New York City College of Technology, Brooklyn, NY, assistant professor of English; Skakespeare's Sister (a bookstore), Brooklyn, owner and manager.


The DVD Revolution: Movies, Culture, and Technology, Praeger (Westport, CT), 2005.

Blogging America: The New Public Sphere, Praeger Publishers (Westport, CT), 2007.

The Rise of the Blogosphere, Praeger (Westport, CT), 2007.

Also author of the blog One Flew East. Contributor of book reviews and essays to ePluribus Media Journal; contributor to the blog Talking Points Memo.


The nexus of technology and the written word has long interested English professor Aaron Barlow, who has published studies on both the pros and cons of DVDs as a film storage medium and the advent and evolution of political Weblogs. In The DVD Revolution: Movies, Culture, and Technology, he analyses the impact of the creation of the DVD on many aspects of film appreciation in America. Among the topics covered by this DVD enthusiast are home viewing, film preservation, DVD technology as complemented by the Internet, bonus features, the use of DVDs for classroom film study, and intellectual property rights. The lengthiest and most in-depth section of the book deals with the marketing of special edition DVDs, which, because they include craft and technical information for students and scholars, have educated viewers to appreciate films on many levels. According to Anne Cremieux, a contributor to the online review site Cercles, this "concise and well paced book is a thorough presentation and analysis of the questions at stake." She concluded, "The DVD Revolution gives a thorough analysis of the impact of the DVD on American film. It will be useful especially to film students and scholars interested in keeping up with new technology when it comes to theory."
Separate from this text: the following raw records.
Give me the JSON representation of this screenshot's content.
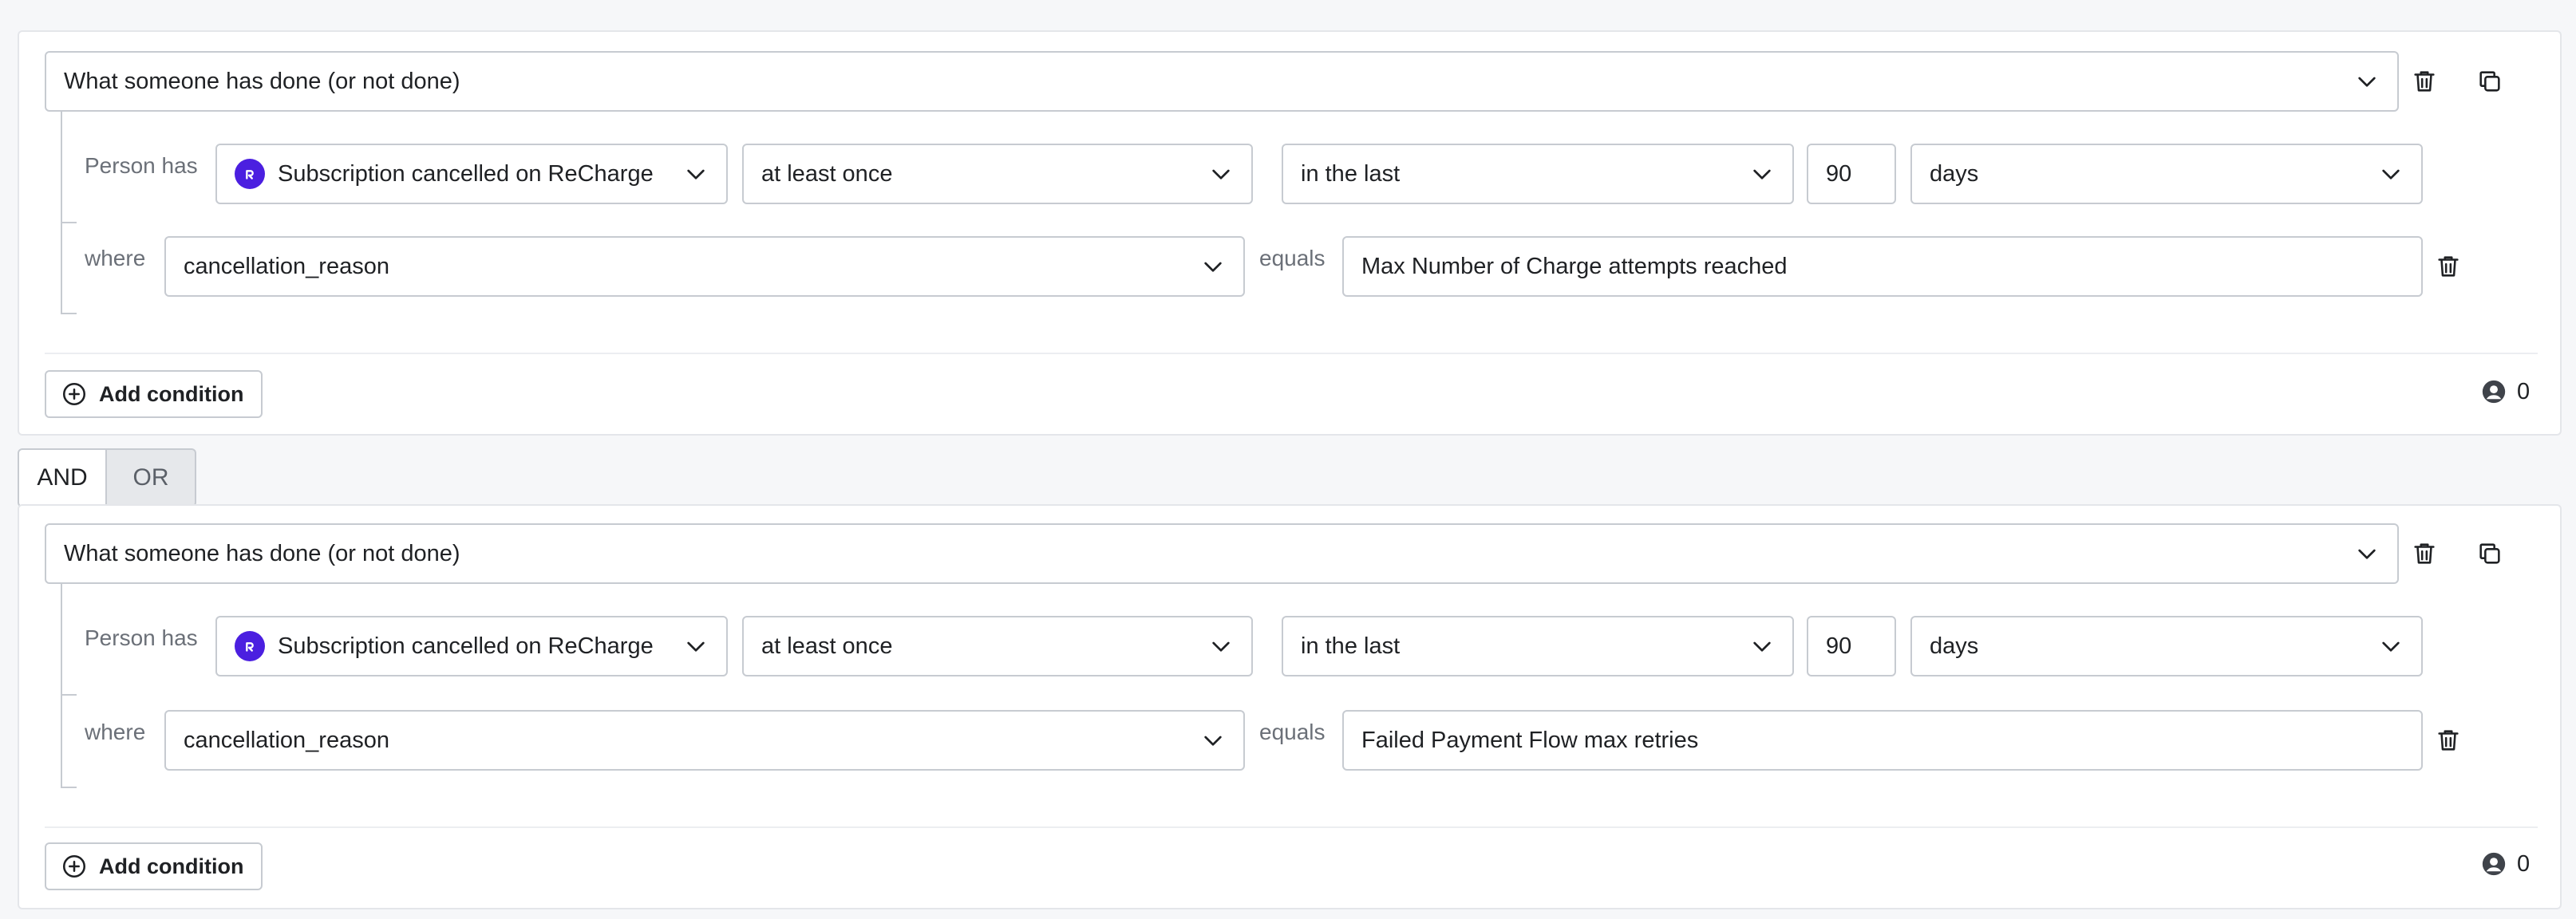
{
  "groups": [
    {
      "type_select": "What someone has done (or not done)",
      "person_has_label": "Person has",
      "metric": "Subscription cancelled on ReCharge",
      "metric_icon": "recharge-logo-icon",
      "frequency": "at least once",
      "timeframe": "in the last",
      "time_value": "90",
      "time_unit": "days",
      "where_label": "where",
      "property": "cancellation_reason",
      "operator_label": "equals",
      "value": "Max Number of Charge attempts reached",
      "add_condition_label": "Add condition",
      "count": "0"
    },
    {
      "type_select": "What someone has done (or not done)",
      "person_has_label": "Person has",
      "metric": "Subscription cancelled on ReCharge",
      "metric_icon": "recharge-logo-icon",
      "frequency": "at least once",
      "timeframe": "in the last",
      "time_value": "90",
      "time_unit": "days",
      "where_label": "where",
      "property": "cancellation_reason",
      "operator_label": "equals",
      "value": "Failed Payment Flow max retries",
      "add_condition_label": "Add condition",
      "count": "0"
    }
  ],
  "logic_toggle": {
    "and_label": "AND",
    "or_label": "OR",
    "selected": "AND"
  },
  "colors": {
    "recharge_brand": "#4b1fe0",
    "border": "#c7cbd1",
    "background": "#f6f7f9"
  }
}
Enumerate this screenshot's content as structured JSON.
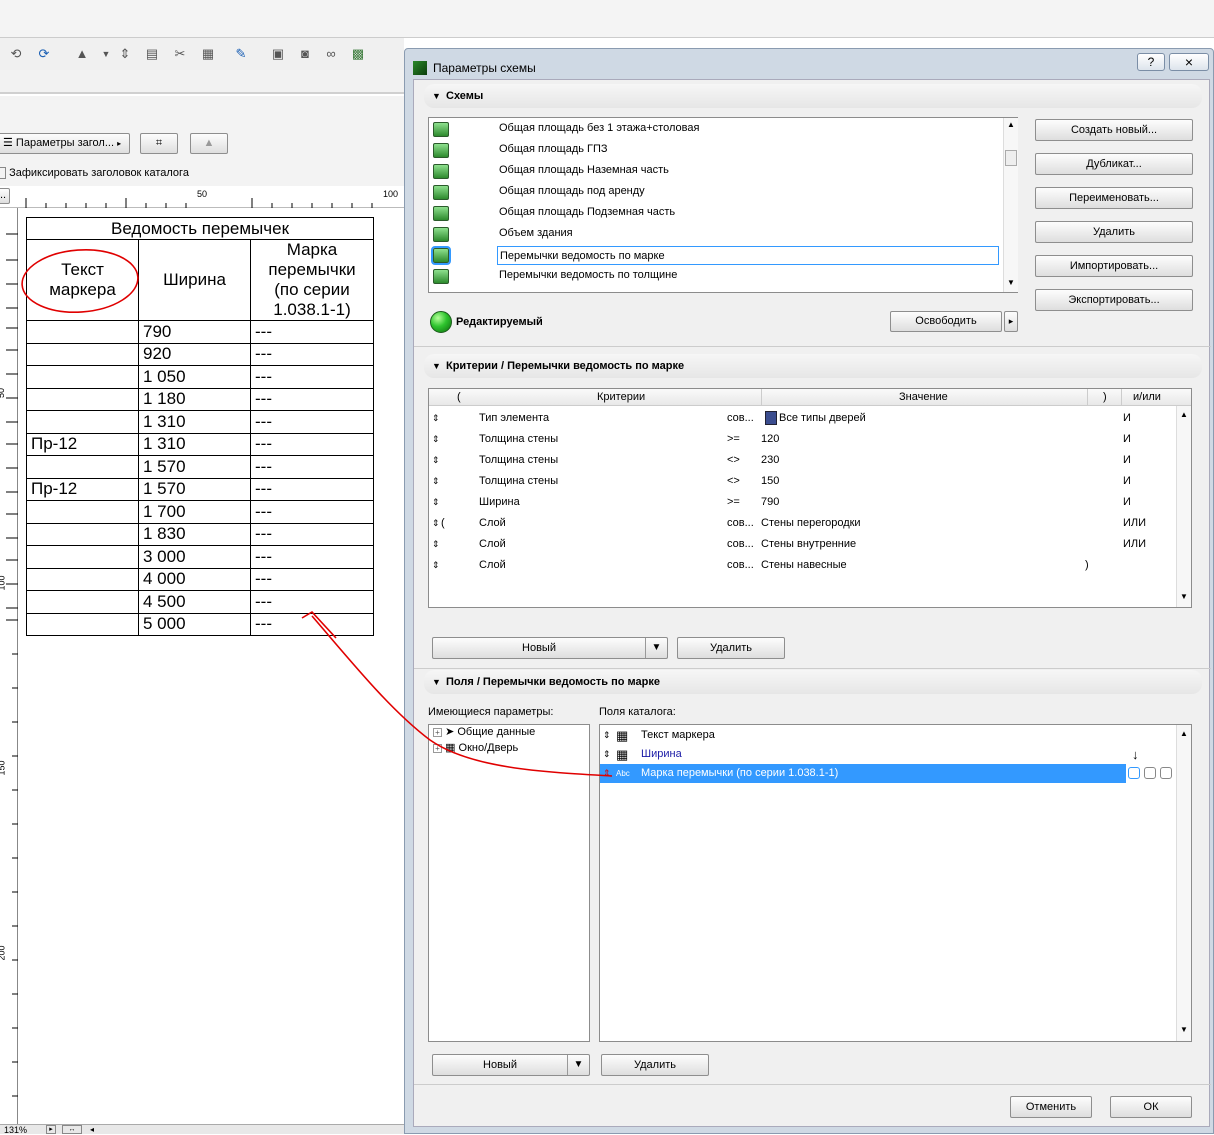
{
  "background": {
    "toolbar_icons": [
      "undo-icon",
      "redo-icon",
      "sort-icon",
      "dropdown-arrow-icon",
      "split-icon",
      "merge-icon",
      "cut-icon",
      "table-icon",
      "brush-icon",
      "frame-icon",
      "camera-icon",
      "binoculars-icon",
      "map-icon"
    ],
    "header_params_button": "Параметры загол...",
    "freeze_header_label": "Зафиксировать заголовок каталога",
    "ruler": {
      "marks": [
        "50",
        "100"
      ],
      "v_marks": [
        "50",
        "100",
        "150",
        "200"
      ]
    },
    "zoom": "131%"
  },
  "schedule": {
    "title": "Ведомость перемычек",
    "headers": [
      "Текст маркера",
      "Ширина",
      "Марка перемычки (по серии 1.038.1-1)"
    ],
    "rows": [
      {
        "marker": "",
        "width": "790",
        "mark": "---"
      },
      {
        "marker": "",
        "width": "920",
        "mark": "---"
      },
      {
        "marker": "",
        "width": "1 050",
        "mark": "---"
      },
      {
        "marker": "",
        "width": "1 180",
        "mark": "---"
      },
      {
        "marker": "",
        "width": "1 310",
        "mark": "---"
      },
      {
        "marker": "Пр-12",
        "width": "1 310",
        "mark": "---"
      },
      {
        "marker": "",
        "width": "1 570",
        "mark": "---"
      },
      {
        "marker": "Пр-12",
        "width": "1 570",
        "mark": "---"
      },
      {
        "marker": "",
        "width": "1 700",
        "mark": "---"
      },
      {
        "marker": "",
        "width": "1 830",
        "mark": "---"
      },
      {
        "marker": "",
        "width": "3 000",
        "mark": "---"
      },
      {
        "marker": "",
        "width": "4 000",
        "mark": "---"
      },
      {
        "marker": "",
        "width": "4 500",
        "mark": "---"
      },
      {
        "marker": "",
        "width": "5 000",
        "mark": "---"
      }
    ]
  },
  "dialog": {
    "title": "Параметры схемы",
    "help": "?",
    "close": "×",
    "schemes": {
      "section": "Схемы",
      "items": [
        "Общая площадь без 1 этажа+столовая",
        "Общая площадь ГПЗ",
        "Общая площадь Наземная часть",
        "Общая площадь под аренду",
        "Общая площадь Подземная часть",
        "Объем здания",
        "Перемычки ведомость по марке",
        "Перемычки ведомость по толщине"
      ],
      "selected_index": 6,
      "buttons": [
        "Создать новый...",
        "Дубликат...",
        "Переименовать...",
        "Удалить",
        "Импортировать...",
        "Экспортировать..."
      ],
      "status": "Редактируемый",
      "release": "Освободить"
    },
    "criteria": {
      "section": "Критерии /  Перемычки ведомость по марке",
      "columns": [
        "(",
        "Критерии",
        "Значение",
        ")",
        "и/или"
      ],
      "rows": [
        {
          "open": "",
          "name": "Тип элемента",
          "op": "сов...",
          "value": "Все типы дверей",
          "close": "",
          "andor": "И",
          "icon": "door-icon"
        },
        {
          "open": "",
          "name": "Толщина стены",
          "op": ">=",
          "value": "120",
          "close": "",
          "andor": "И"
        },
        {
          "open": "",
          "name": "Толщина стены",
          "op": "<>",
          "value": "230",
          "close": "",
          "andor": "И"
        },
        {
          "open": "",
          "name": "Толщина стены",
          "op": "<>",
          "value": "150",
          "close": "",
          "andor": "И"
        },
        {
          "open": "",
          "name": "Ширина",
          "op": ">=",
          "value": "790",
          "close": "",
          "andor": "И"
        },
        {
          "open": "(",
          "name": "Слой",
          "op": "сов...",
          "value": "Стены перегородки",
          "close": "",
          "andor": "ИЛИ"
        },
        {
          "open": "",
          "name": "Слой",
          "op": "сов...",
          "value": "Стены внутренние",
          "close": "",
          "andor": "ИЛИ"
        },
        {
          "open": "",
          "name": "Слой",
          "op": "сов...",
          "value": "Стены навесные",
          "close": ")",
          "andor": ""
        }
      ],
      "new": "Новый",
      "delete": "Удалить"
    },
    "fields": {
      "section": "Поля /  Перемычки ведомость по марке",
      "available_label": "Имеющиеся параметры:",
      "catalog_label": "Поля каталога:",
      "tree": [
        "Общие данные",
        "Окно/Дверь"
      ],
      "catalog": [
        {
          "label": "Текст маркера",
          "icon": "grid-icon",
          "color": "#000000"
        },
        {
          "label": "Ширина",
          "icon": "grid-icon",
          "color": "#1a1aa6"
        },
        {
          "label": "Марка перемычки (по серии 1.038.1-1)",
          "icon": "Abc",
          "color": "#ffffff"
        }
      ],
      "new": "Новый",
      "delete": "Удалить"
    },
    "cancel": "Отменить",
    "ok": "ОК"
  },
  "colors": {
    "selection": "#3399ff",
    "annotation": "#e00000",
    "status_green": "#2ec42e"
  }
}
Barlow has also made the blogosphere (a collective noun referring to online political Weblogs) one of his specialties. He has participated in its evolution by writing his own blog, writing comments on others' blogs, moderating a blog, and writing about blogs in such books as Blogging America: The New Public Sphere and The Rise of the Blogosphere. In the latter work, he surveys the history of blogs as part of the evolution of journalism in America that began with Benjamin Franklin, who was not only a reporter of events but also a participant in them. Barlow urges professional journalists to participate in this form of public debate rather than pretending to be objective in their coverage of political issues and events. As he told Jennifer Howard in an interview for the Chronicle of Higher Education, "I don't think that most people who claim objectivity really are objective. It's a false front most of the time." Although Barlow criticizes citizen journalism for its tendency to go commercial, he still sees it as important because these avid readers point out errors, provide story leads, and serve as a general stimulant for professional journalism. "Responding to the citizen journalists is going to make professional journalism stronger," he told Howard.



American Libraries, September, 2007, "Librarian's Library: Citizen Journalism," p. 81.

Choice, June, 2005, G.R. Butters, review of The DVD Revolution: Movies, Culture, and Technology, p. 1827.

Chronicle of Higher Education, September 7, 2007, Jennifer Howard, "The Colonial Roots of Political Blogging."

Internet Bookwatch, October, 2007, review of The Rise of the Blogosphere.

Media, Culture & Society, January, 2007, Tom Brown, review of The DVD Revolution, p. 167.

Reference & Research Book News, May, 2005, review of The DVD Revolution; May, 2007, review of The Rise of the Blogosphere; January, 2008, review of The Rise of the Blogosphere.


Cercles, (February 12, 2008), Anne Cremieux, review of The Rise of the Blogosphere.

New York City College of Technology Web site, (February 12, 2008), profile of author.